A recent article in the Chronicle of Higher Education examining "education deserts" makes note of the important work by UW-Madison's Nicholas Hillman, who has conducted significant research on this topic.
Hillman is an associate professor with the School of Education’s Department of Educational Leadership and Policy Analysis
, and is an affiliate of the Wisconsin Center for the Advancement of Postsecondary Education (WISCAPE)
The article explores the breadth and impact of the pockets of the country in which it's difficult for placebound students to get to college, otherwise known as education deserts.
"What would it take to make sure that distance doesn’t prevent students from obtaining a college degree?
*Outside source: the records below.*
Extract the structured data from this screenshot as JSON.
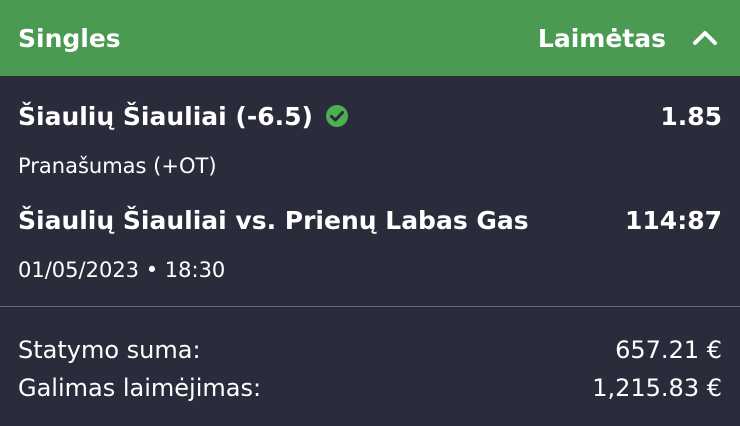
{
  "header": {
    "title": "Singles",
    "status": "Laimėtas",
    "collapse_icon": "chevron-up-icon"
  },
  "bet": {
    "selection": "Šiaulių Šiauliai (-6.5)",
    "won_icon": "check-circle-icon",
    "odds": "1.85",
    "market": "Pranašumas (+OT)",
    "event": "Šiaulių Šiauliai vs. Prienų Labas Gas",
    "score": "114:87",
    "datetime": "01/05/2023 • 18:30"
  },
  "summary": {
    "stake_label": "Statymo suma:",
    "stake_value": "657.21 €",
    "payout_label": "Galimas laimėjimas:",
    "payout_value": "1,215.83 €"
  },
  "colors": {
    "header_bg": "#4a9a52",
    "panel_bg": "#2b2c3b",
    "check_green": "#4caf50"
  }
}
Making geography a bigger part of the conversation about college fit would be a start, according to Nicholas Hillman," the article states, referencing Hillman's work.
The Chronicle points to easier transfer requirements, rural recruitment, shuttle services and partnerships between public colleges and selective colleges as factors that could help students for whom proximity and access are the most important factors when pursuing higher education.
Read the full article here